National Right to Work Foundation attorneys helping workers and former Machinist union president challenge attempt to send jobs to Washington
Washington, DC (June 2, 2011) – With free legal assistance from the National Right to Work Foundation, a group of Charleston-area Boeing Company employees are asking to intervene in the National Labor Relations Board's (NLRB) unprecedented case targeting Boeing (NYSE: BA) for locating production in South Carolina in part due to its popular Right to Work law. That law ensures that union dues and membership are strictly voluntary.
The NLRB's complaint, if successful, would eliminate over 1,000 existing jobs in South Carolina, not to mention several thousand more jobs that would be created once the Boeing plant reaches full production capacity. Further, the case could set a dangerous precedent that allows union bosses to dictate where job providers locate their facilities.
In 2009, Boeing, after experiencing repeated International Association of Machinists (IAM) union boss-instigated strikes in the forced unionism state of Washington, decided to locate a new production line for the 787 Dreamliner to South Carolina, partly because South Carolina is a Right to Work state. IAM union bosses in state of Washington cried foul and filed unfair labor practice charges against Boeing.
The NLRB's Acting General Counsel Lafe Solomon sided with IAM union bosses and decided to prosecute Boeing in late April. Ironically, workers in Boeing's South Carolina plant booted IAM union bosses from their plant to attract the Dreamliner production, as the workers did not want union bosses interfering with their job prospects.
Boeing employees Dennis Murray, who led the effort to remove the union from the Charleston plant; Cynthia Ramaker, the former president with the local union which was removed from the plant; and Meredith Going filed their motion to intervene in the case with the NLRB regional office in Seattle, where the NLRB's case is pending.

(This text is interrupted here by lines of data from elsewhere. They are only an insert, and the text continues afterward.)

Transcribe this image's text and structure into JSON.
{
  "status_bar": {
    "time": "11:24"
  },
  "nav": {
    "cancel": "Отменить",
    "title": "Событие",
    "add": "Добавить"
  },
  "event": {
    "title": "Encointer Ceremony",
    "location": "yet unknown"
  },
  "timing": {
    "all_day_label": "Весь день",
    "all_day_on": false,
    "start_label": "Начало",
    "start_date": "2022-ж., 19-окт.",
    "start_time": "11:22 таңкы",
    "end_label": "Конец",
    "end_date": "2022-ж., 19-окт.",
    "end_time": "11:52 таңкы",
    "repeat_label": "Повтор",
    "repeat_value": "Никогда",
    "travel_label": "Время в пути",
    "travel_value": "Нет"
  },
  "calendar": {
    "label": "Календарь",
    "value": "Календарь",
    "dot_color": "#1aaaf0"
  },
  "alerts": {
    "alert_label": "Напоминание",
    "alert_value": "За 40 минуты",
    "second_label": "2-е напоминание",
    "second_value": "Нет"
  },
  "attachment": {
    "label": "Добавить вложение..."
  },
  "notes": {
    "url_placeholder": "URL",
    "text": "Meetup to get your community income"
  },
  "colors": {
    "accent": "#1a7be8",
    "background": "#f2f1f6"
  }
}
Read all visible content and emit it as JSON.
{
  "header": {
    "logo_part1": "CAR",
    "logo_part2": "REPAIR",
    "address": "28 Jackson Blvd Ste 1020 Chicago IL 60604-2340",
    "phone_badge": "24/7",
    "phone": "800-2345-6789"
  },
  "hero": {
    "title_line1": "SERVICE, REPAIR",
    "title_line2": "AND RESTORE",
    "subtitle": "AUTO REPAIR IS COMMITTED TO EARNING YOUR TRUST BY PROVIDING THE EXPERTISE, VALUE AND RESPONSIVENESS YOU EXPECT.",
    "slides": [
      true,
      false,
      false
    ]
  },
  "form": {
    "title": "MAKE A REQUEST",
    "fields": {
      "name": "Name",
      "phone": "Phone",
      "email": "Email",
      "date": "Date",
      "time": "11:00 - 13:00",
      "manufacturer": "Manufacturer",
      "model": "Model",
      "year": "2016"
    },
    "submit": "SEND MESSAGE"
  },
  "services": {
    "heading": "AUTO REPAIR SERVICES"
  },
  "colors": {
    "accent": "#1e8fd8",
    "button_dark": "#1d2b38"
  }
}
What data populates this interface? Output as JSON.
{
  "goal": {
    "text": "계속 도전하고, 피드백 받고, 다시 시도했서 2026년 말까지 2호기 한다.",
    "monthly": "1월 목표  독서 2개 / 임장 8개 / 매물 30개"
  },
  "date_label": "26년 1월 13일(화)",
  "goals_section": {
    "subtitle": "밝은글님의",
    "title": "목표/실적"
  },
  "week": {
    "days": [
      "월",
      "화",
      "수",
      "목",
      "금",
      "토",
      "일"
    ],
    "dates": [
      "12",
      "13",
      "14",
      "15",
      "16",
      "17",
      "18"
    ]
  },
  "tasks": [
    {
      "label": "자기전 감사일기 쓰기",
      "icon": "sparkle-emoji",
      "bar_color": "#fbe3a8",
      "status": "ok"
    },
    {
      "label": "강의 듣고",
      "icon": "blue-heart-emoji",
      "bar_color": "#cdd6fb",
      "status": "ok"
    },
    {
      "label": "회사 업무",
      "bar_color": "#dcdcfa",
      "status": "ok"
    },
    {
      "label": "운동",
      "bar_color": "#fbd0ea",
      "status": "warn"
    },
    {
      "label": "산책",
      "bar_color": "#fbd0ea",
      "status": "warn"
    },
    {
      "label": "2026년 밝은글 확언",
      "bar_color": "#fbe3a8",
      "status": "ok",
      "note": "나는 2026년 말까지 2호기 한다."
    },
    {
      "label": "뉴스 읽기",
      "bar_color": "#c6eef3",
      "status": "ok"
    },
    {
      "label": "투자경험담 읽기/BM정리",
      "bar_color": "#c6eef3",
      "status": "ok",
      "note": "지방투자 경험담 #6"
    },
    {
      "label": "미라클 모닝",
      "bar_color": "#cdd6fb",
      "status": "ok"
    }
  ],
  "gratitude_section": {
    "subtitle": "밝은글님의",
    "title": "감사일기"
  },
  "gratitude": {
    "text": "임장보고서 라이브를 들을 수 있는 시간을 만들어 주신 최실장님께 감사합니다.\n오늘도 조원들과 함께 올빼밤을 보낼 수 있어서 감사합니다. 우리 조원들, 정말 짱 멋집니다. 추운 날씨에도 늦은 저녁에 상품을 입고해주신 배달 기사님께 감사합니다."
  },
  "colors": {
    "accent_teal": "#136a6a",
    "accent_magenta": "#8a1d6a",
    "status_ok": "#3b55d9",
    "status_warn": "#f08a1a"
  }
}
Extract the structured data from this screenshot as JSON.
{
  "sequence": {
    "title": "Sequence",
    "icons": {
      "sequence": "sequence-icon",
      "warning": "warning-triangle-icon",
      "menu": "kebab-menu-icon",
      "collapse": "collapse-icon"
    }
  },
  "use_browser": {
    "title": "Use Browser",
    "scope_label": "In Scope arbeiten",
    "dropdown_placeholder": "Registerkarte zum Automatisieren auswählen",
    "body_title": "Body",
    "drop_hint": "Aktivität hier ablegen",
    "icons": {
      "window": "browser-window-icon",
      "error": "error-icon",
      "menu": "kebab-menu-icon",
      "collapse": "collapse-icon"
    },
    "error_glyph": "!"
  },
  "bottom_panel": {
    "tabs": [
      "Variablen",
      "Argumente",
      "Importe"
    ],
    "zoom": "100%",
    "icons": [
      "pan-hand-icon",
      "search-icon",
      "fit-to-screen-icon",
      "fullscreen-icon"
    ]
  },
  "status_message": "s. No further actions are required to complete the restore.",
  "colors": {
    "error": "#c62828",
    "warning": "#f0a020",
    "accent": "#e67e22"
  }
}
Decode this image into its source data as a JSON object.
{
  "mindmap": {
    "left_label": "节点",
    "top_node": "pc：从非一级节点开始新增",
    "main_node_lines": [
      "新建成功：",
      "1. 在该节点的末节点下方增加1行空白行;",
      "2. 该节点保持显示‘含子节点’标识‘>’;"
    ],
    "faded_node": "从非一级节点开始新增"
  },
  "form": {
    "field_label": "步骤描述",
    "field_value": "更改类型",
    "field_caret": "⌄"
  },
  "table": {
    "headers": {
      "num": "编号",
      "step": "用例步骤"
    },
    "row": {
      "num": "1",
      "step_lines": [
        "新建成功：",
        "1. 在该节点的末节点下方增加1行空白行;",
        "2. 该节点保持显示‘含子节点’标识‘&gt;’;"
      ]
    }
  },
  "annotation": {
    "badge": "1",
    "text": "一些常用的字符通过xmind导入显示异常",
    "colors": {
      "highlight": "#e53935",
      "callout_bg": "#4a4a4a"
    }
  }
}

To read the employees' motion to intervene and their personal declarations supporting the motion, click here (pdf).